About four years ago, my wife and I moved out to the desert region of Southern California and the other day, a long-time friend asked how we were settling into our “desert life?” He especially wanted to know what we have learned over these past four years? His question really struck me because, living out here I have discovered that a desert is a bad place to learn anything.
I am reminded of something priest and author, Anthony DeMello, once said about the spiritual life:
Where spirituality is concerned,
learning is all about unlearning -
unlearning almost everything you’ve ever been taught.
It’s all about unlearning and listening.
In these later years of my life. I have begun the process of learning how to unlearn on my road to wisdom, and life in an empty wilderness has helped me to do this.
I remember something priest and author, Richard Rohr, once said when he talked about the two halves of life. The first half is characterized by building and acquiring, it’s a time for learning, a time to build a career, raise a family, go to school and acquire knowledge.

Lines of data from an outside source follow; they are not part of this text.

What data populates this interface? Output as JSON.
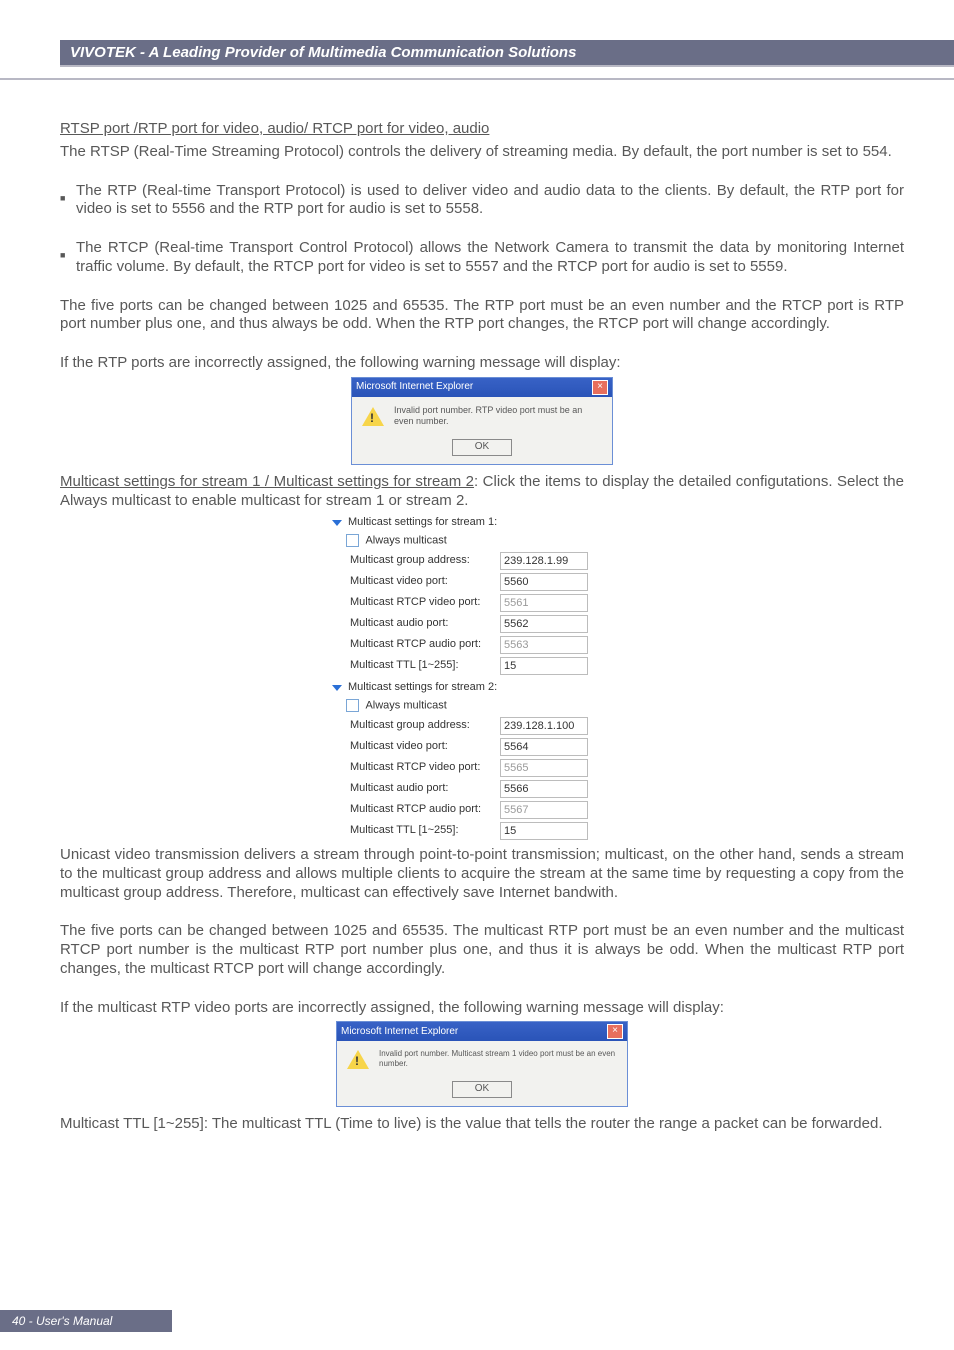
{
  "header": {
    "title": "VIVOTEK - A Leading Provider of Multimedia Communication Solutions"
  },
  "sec1": {
    "heading": "RTSP port /RTP port for video, audio/ RTCP port for video, audio",
    "p1": "The RTSP (Real-Time Streaming Protocol) controls the delivery of streaming media. By default, the port number is set to 554.",
    "b1": "The RTP (Real-time Transport Protocol) is used to deliver video and audio data to the clients. By default, the RTP port for video is set to 5556 and the RTP port for audio is set to 5558.",
    "b2": "The RTCP (Real-time Transport Control Protocol) allows the Network Camera to transmit the data by monitoring Internet traffic volume. By default, the RTCP port for video is set to 5557 and the RTCP port for audio is set to 5559.",
    "p2": "The five ports can be changed between 1025 and 65535. The RTP port must be an even number and the RTCP port is RTP port number plus one, and thus always be odd. When the RTP port changes, the RTCP port will change accordingly.",
    "p3": "If the RTP ports are incorrectly assigned, the following warning message will display:"
  },
  "dlg1": {
    "title": "Microsoft Internet Explorer",
    "msg": "Invalid port number. RTP video port must be an even number.",
    "ok": "OK"
  },
  "sec2": {
    "lead_u": "Multicast settings for stream 1 / Multicast settings for stream 2",
    "lead_rest": ": Click the items to display the detailed configutations. Select the Always multicast to enable multicast for stream 1 or stream 2."
  },
  "mcast": {
    "s1": {
      "title": "Multicast settings for stream 1:",
      "always": "Always multicast",
      "rows": {
        "group_lbl": "Multicast group address:",
        "group_val": "239.128.1.99",
        "vport_lbl": "Multicast video port:",
        "vport_val": "5560",
        "rvport_lbl": "Multicast RTCP video port:",
        "rvport_val": "5561",
        "aport_lbl": "Multicast audio port:",
        "aport_val": "5562",
        "raport_lbl": "Multicast RTCP audio port:",
        "raport_val": "5563",
        "ttl_lbl": "Multicast TTL [1~255]:",
        "ttl_val": "15"
      }
    },
    "s2": {
      "title": "Multicast settings for stream 2:",
      "always": "Always multicast",
      "rows": {
        "group_lbl": "Multicast group address:",
        "group_val": "239.128.1.100",
        "vport_lbl": "Multicast video port:",
        "vport_val": "5564",
        "rvport_lbl": "Multicast RTCP video port:",
        "rvport_val": "5565",
        "aport_lbl": "Multicast audio port:",
        "aport_val": "5566",
        "raport_lbl": "Multicast RTCP audio port:",
        "raport_val": "5567",
        "ttl_lbl": "Multicast TTL [1~255]:",
        "ttl_val": "15"
      }
    }
  },
  "sec3": {
    "p1": "Unicast video transmission delivers a stream through point-to-point transmission; multicast, on the other hand, sends a stream to the multicast group address and allows multiple clients to acquire the stream at the same time by requesting a copy from the multicast group address. Therefore, multicast can effectively save Internet bandwith.",
    "p2": "The five ports can be changed between 1025 and 65535. The multicast RTP port must be an even number and the multicast RTCP port number is the multicast RTP port number plus one, and thus it is always be odd. When the multicast RTP port changes, the multicast RTCP port will change accordingly.",
    "p3": "If the multicast RTP video ports are incorrectly assigned, the following warning message will display:"
  },
  "dlg2": {
    "title": "Microsoft Internet Explorer",
    "msg": "Invalid port number. Multicast stream 1 video port must be an even number.",
    "ok": "OK"
  },
  "sec4": {
    "p1": "Multicast TTL [1~255]: The multicast TTL (Time to live) is the value that tells the router the range a packet can be forwarded."
  },
  "footer": {
    "text": "40 - User's Manual"
  }
}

The second half of life is a time for letting go of it all, a time for unlearning what you know, listening to the revelations of every present moment with an uncluttered mind and open heart. I am definitely in my second half of life.

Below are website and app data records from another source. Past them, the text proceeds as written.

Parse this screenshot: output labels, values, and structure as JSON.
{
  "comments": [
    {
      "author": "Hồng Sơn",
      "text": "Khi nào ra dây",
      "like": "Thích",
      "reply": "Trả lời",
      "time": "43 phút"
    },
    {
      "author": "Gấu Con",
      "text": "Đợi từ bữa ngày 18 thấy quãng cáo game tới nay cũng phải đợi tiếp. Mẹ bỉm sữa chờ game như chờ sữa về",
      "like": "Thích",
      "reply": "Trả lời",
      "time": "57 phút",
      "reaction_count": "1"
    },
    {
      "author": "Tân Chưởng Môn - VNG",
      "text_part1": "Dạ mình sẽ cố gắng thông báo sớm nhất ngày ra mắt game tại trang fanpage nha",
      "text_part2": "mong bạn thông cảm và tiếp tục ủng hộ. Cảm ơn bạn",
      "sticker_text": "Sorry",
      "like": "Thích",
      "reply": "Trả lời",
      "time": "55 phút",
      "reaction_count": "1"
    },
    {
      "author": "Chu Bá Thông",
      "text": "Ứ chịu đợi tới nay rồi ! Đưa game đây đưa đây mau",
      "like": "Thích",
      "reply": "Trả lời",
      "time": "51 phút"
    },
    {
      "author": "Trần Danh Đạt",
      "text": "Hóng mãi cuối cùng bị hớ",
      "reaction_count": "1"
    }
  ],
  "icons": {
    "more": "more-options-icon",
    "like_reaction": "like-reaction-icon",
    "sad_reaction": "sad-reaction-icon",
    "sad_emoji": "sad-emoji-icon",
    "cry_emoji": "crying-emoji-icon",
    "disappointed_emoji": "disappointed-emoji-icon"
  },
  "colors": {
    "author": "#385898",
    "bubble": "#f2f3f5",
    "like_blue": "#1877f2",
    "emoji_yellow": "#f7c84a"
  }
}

When I think of the path of my spiritual journey, I realize that my younger years were devoted to acquiring my beliefs, weaving together a neatly constructed belief system and then spending lots of time reading books and studying theology, gathering evidence to confirm what I had come to believe. My ideas and beliefs about God, about the church, about myself and others gave me a sense of security, stability and control, but as I grew older I realized that this wasn’t enough and I now feel called to “go deeper,” and in order to “go deeper” on a spiritual path I have to learn how to “let go," I must learn how to unlearn.

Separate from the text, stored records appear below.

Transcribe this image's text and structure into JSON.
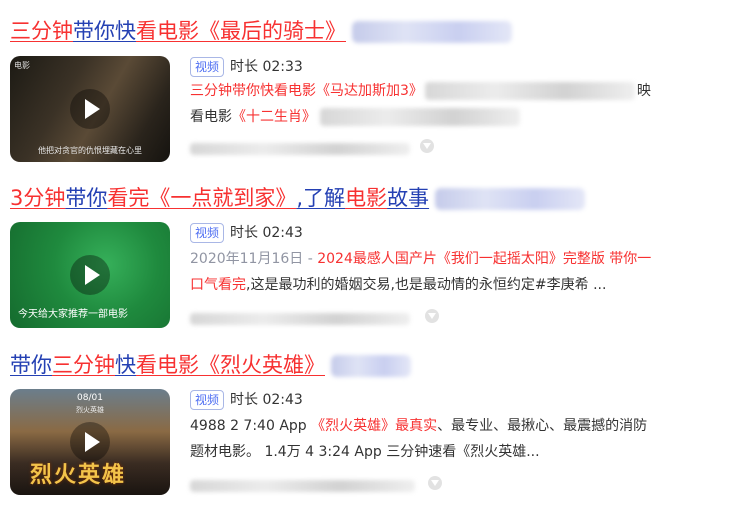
{
  "results": [
    {
      "title_parts": [
        {
          "text": "三分钟",
          "hl": true
        },
        {
          "text": "带你",
          "hl": false
        },
        {
          "text": "快",
          "hl": false
        },
        {
          "text": "看电影",
          "hl": true
        },
        {
          "text": "《最后的骑士》",
          "hl": true
        }
      ],
      "thumbnail": {
        "corner_text": "电影",
        "caption": "他把对贪官的仇恨埋藏在心里"
      },
      "badge": "视频",
      "duration": "时长 02:33",
      "line1": {
        "lead": "三分钟带你快看电影《马达加斯加3》",
        "tail": "映"
      },
      "line2": {
        "lead": "看电影",
        "red": "《十二生肖》"
      }
    },
    {
      "title_parts": [
        {
          "text": "3分钟",
          "hl": true
        },
        {
          "text": "带你",
          "hl": false
        },
        {
          "text": "看完",
          "hl": true
        },
        {
          "text": "《一点就到家》",
          "hl": true
        },
        {
          "text": ",了解",
          "hl": false
        },
        {
          "text": "电影",
          "hl": true
        },
        {
          "text": "故事",
          "hl": false
        }
      ],
      "thumbnail": {
        "caption": "今天给大家推荐一部电影"
      },
      "badge": "视频",
      "duration": "时长 02:43",
      "line1": {
        "date": "2020年11月16日 - ",
        "red": "2024最感人国产片《我们一起摇太阳》完整版 带你一"
      },
      "line2": {
        "red": "口气看完",
        "rest": ",这是最功利的婚姻交易,也是最动情的永恒约定#李庚希 ..."
      }
    },
    {
      "title_parts": [
        {
          "text": "带你",
          "hl": false
        },
        {
          "text": "三分钟",
          "hl": true
        },
        {
          "text": "快",
          "hl": false
        },
        {
          "text": "看电影",
          "hl": true
        },
        {
          "text": "《烈火英雄》",
          "hl": true
        }
      ],
      "thumbnail": {
        "top_text": "08/01",
        "sub_text": "烈火英雄",
        "big_text": "烈火英雄"
      },
      "badge": "视频",
      "duration": "时长 02:43",
      "line1": {
        "lead": "4988 2 7:40 App ",
        "red": "《烈火英雄》最真实",
        "rest": "、最专业、最揪心、最震撼的消防"
      },
      "line2": {
        "text": "题材电影。 1.4万 4 3:24 App 三分钟速看《烈火英雄..."
      }
    }
  ],
  "colors": {
    "link": "#2440b3",
    "highlight": "#f73131",
    "badge": "#4e6ef2",
    "meta_gray": "#9195a3"
  },
  "icons": [
    "play-icon",
    "dropdown-icon"
  ]
}
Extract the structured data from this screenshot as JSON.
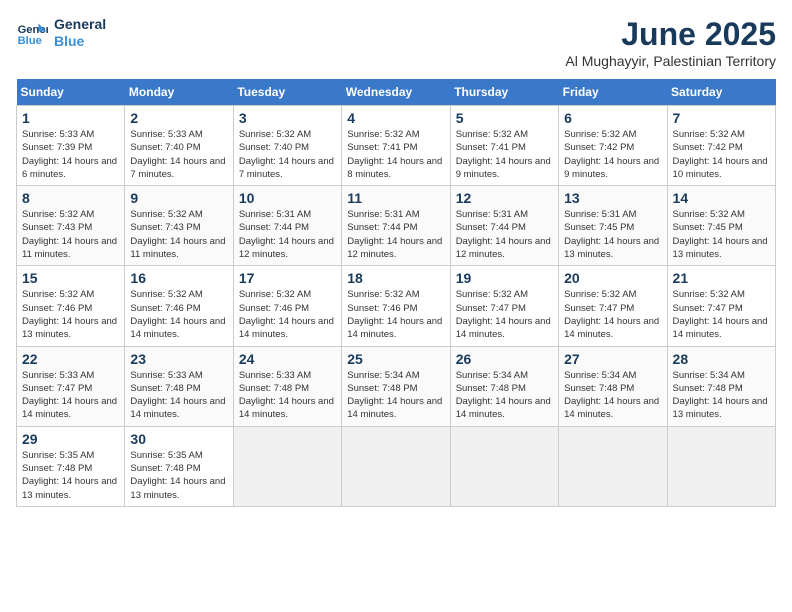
{
  "logo": {
    "line1": "General",
    "line2": "Blue"
  },
  "title": "June 2025",
  "subtitle": "Al Mughayyir, Palestinian Territory",
  "days_header": [
    "Sunday",
    "Monday",
    "Tuesday",
    "Wednesday",
    "Thursday",
    "Friday",
    "Saturday"
  ],
  "weeks": [
    [
      {
        "day": "1",
        "sunrise": "5:33 AM",
        "sunset": "7:39 PM",
        "daylight": "14 hours and 6 minutes."
      },
      {
        "day": "2",
        "sunrise": "5:33 AM",
        "sunset": "7:40 PM",
        "daylight": "14 hours and 7 minutes."
      },
      {
        "day": "3",
        "sunrise": "5:32 AM",
        "sunset": "7:40 PM",
        "daylight": "14 hours and 7 minutes."
      },
      {
        "day": "4",
        "sunrise": "5:32 AM",
        "sunset": "7:41 PM",
        "daylight": "14 hours and 8 minutes."
      },
      {
        "day": "5",
        "sunrise": "5:32 AM",
        "sunset": "7:41 PM",
        "daylight": "14 hours and 9 minutes."
      },
      {
        "day": "6",
        "sunrise": "5:32 AM",
        "sunset": "7:42 PM",
        "daylight": "14 hours and 9 minutes."
      },
      {
        "day": "7",
        "sunrise": "5:32 AM",
        "sunset": "7:42 PM",
        "daylight": "14 hours and 10 minutes."
      }
    ],
    [
      {
        "day": "8",
        "sunrise": "5:32 AM",
        "sunset": "7:43 PM",
        "daylight": "14 hours and 11 minutes."
      },
      {
        "day": "9",
        "sunrise": "5:32 AM",
        "sunset": "7:43 PM",
        "daylight": "14 hours and 11 minutes."
      },
      {
        "day": "10",
        "sunrise": "5:31 AM",
        "sunset": "7:44 PM",
        "daylight": "14 hours and 12 minutes."
      },
      {
        "day": "11",
        "sunrise": "5:31 AM",
        "sunset": "7:44 PM",
        "daylight": "14 hours and 12 minutes."
      },
      {
        "day": "12",
        "sunrise": "5:31 AM",
        "sunset": "7:44 PM",
        "daylight": "14 hours and 12 minutes."
      },
      {
        "day": "13",
        "sunrise": "5:31 AM",
        "sunset": "7:45 PM",
        "daylight": "14 hours and 13 minutes."
      },
      {
        "day": "14",
        "sunrise": "5:32 AM",
        "sunset": "7:45 PM",
        "daylight": "14 hours and 13 minutes."
      }
    ],
    [
      {
        "day": "15",
        "sunrise": "5:32 AM",
        "sunset": "7:46 PM",
        "daylight": "14 hours and 13 minutes."
      },
      {
        "day": "16",
        "sunrise": "5:32 AM",
        "sunset": "7:46 PM",
        "daylight": "14 hours and 14 minutes."
      },
      {
        "day": "17",
        "sunrise": "5:32 AM",
        "sunset": "7:46 PM",
        "daylight": "14 hours and 14 minutes."
      },
      {
        "day": "18",
        "sunrise": "5:32 AM",
        "sunset": "7:46 PM",
        "daylight": "14 hours and 14 minutes."
      },
      {
        "day": "19",
        "sunrise": "5:32 AM",
        "sunset": "7:47 PM",
        "daylight": "14 hours and 14 minutes."
      },
      {
        "day": "20",
        "sunrise": "5:32 AM",
        "sunset": "7:47 PM",
        "daylight": "14 hours and 14 minutes."
      },
      {
        "day": "21",
        "sunrise": "5:32 AM",
        "sunset": "7:47 PM",
        "daylight": "14 hours and 14 minutes."
      }
    ],
    [
      {
        "day": "22",
        "sunrise": "5:33 AM",
        "sunset": "7:47 PM",
        "daylight": "14 hours and 14 minutes."
      },
      {
        "day": "23",
        "sunrise": "5:33 AM",
        "sunset": "7:48 PM",
        "daylight": "14 hours and 14 minutes."
      },
      {
        "day": "24",
        "sunrise": "5:33 AM",
        "sunset": "7:48 PM",
        "daylight": "14 hours and 14 minutes."
      },
      {
        "day": "25",
        "sunrise": "5:34 AM",
        "sunset": "7:48 PM",
        "daylight": "14 hours and 14 minutes."
      },
      {
        "day": "26",
        "sunrise": "5:34 AM",
        "sunset": "7:48 PM",
        "daylight": "14 hours and 14 minutes."
      },
      {
        "day": "27",
        "sunrise": "5:34 AM",
        "sunset": "7:48 PM",
        "daylight": "14 hours and 14 minutes."
      },
      {
        "day": "28",
        "sunrise": "5:34 AM",
        "sunset": "7:48 PM",
        "daylight": "14 hours and 13 minutes."
      }
    ],
    [
      {
        "day": "29",
        "sunrise": "5:35 AM",
        "sunset": "7:48 PM",
        "daylight": "14 hours and 13 minutes."
      },
      {
        "day": "30",
        "sunrise": "5:35 AM",
        "sunset": "7:48 PM",
        "daylight": "14 hours and 13 minutes."
      },
      null,
      null,
      null,
      null,
      null
    ]
  ]
}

Unlearning is not the same as doubting what you believe or denying what you have learned. Unlearning involves emptying your mind and letting go of the safe secure ideas you have been taught. Unlearning involves listening and making yourself available so that something new can happen in your life.
Many ancient mystics and teachers have wisely said: anything you think you know about God is not God. Indeed, in a very real sense “God” is unable to be "acquired," unable to be captured by language or ideas. “God” is a transcendent presence unable to be fathomed or explained by propositions in a belief system. When it comes to “God” we must all learn how to unlearn.
I have found the wilderness where we now live to be a supreme icon for this phase of my spiritual journey in my second half of life – the desert is wild and uncluttered, open and empty, an ideal place to learn how to unlearn.
When I walk out into the deep wilderness, the utter silence and the lack of any familiar landscape, the endless terrain with no clear paths to follow leaves me somewhat frightened, disoriented and out of control. I become fearful because I’m not exactly sure where I am or where I am going; but if I am able to calm my fears and instead of running away, surrender to the silence and the emptiness, I always experience something greater than myself - isn’t this exactly what a spiritual journey is all about?
The desert is a deeply spiritual place where you can “unlearn” a lot, but you don't have to live in a desert to learn how to unlearn.
Anthony DeMello also offers this wisdom:
On a spiritual path it’s not that we fear the unknown.
You cannot fear something that you do not know,
nobody is afraid of the unknown.
What you really fear is the loss of the known.